**Exercise aim:**
Count every line below that holds the word "JSON", and give the number with no other words.

**Data extracted from a collection:**
___

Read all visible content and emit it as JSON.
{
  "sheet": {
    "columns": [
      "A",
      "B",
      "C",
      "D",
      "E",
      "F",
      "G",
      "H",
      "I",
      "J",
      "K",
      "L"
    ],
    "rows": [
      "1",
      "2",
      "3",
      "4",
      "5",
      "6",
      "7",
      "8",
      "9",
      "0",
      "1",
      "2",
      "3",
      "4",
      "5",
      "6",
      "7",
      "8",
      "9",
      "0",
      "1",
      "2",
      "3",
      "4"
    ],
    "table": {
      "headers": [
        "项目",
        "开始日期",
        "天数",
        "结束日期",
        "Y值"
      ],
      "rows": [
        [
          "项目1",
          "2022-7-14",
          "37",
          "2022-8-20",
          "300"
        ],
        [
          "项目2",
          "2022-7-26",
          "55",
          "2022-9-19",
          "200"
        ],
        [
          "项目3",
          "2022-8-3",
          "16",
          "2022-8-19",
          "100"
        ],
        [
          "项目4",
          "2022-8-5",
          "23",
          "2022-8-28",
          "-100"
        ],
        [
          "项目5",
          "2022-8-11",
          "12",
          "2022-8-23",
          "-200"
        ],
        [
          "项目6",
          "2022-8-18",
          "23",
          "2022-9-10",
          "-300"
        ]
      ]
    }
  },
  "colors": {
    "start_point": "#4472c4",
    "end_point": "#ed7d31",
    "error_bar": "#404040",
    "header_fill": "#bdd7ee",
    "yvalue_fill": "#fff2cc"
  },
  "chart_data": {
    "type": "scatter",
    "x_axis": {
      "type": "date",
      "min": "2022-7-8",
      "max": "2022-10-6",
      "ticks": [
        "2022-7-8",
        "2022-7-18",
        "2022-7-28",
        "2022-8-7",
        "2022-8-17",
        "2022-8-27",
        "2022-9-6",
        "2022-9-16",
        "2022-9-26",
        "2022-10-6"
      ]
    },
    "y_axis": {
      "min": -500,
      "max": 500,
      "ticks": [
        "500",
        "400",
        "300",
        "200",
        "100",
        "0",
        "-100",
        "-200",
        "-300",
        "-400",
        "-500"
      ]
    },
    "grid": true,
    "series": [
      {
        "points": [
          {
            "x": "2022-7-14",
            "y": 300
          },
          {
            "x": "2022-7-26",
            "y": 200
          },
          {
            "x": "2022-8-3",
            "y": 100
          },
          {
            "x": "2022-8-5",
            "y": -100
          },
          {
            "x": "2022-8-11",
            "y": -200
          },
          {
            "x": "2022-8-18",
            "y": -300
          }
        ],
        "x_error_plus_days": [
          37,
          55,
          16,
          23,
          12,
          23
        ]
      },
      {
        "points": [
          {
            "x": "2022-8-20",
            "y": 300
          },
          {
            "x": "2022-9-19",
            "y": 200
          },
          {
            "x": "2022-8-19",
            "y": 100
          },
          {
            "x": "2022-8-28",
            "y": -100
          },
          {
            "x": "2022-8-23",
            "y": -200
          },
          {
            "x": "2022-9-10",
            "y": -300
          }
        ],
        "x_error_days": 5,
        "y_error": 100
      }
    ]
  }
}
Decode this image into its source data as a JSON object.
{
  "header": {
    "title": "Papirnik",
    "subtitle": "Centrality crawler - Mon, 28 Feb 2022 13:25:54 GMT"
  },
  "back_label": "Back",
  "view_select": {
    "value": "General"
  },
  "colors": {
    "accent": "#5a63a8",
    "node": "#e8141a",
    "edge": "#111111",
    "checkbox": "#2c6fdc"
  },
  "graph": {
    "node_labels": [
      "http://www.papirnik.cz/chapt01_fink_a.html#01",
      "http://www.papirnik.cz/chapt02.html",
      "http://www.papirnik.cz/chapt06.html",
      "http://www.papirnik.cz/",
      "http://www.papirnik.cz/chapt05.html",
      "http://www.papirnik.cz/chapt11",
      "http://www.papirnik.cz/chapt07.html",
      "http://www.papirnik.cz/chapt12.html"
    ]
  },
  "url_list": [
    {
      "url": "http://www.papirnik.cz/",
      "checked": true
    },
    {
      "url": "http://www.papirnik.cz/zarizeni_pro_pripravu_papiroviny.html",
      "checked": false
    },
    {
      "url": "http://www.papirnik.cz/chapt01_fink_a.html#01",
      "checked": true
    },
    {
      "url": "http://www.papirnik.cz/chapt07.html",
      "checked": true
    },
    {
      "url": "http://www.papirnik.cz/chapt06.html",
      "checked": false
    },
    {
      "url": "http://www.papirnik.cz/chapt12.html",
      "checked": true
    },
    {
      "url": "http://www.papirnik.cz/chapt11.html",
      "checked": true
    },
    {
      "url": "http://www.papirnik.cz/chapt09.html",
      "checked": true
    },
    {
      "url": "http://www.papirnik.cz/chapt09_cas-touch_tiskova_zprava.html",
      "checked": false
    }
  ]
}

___

**Output:**
2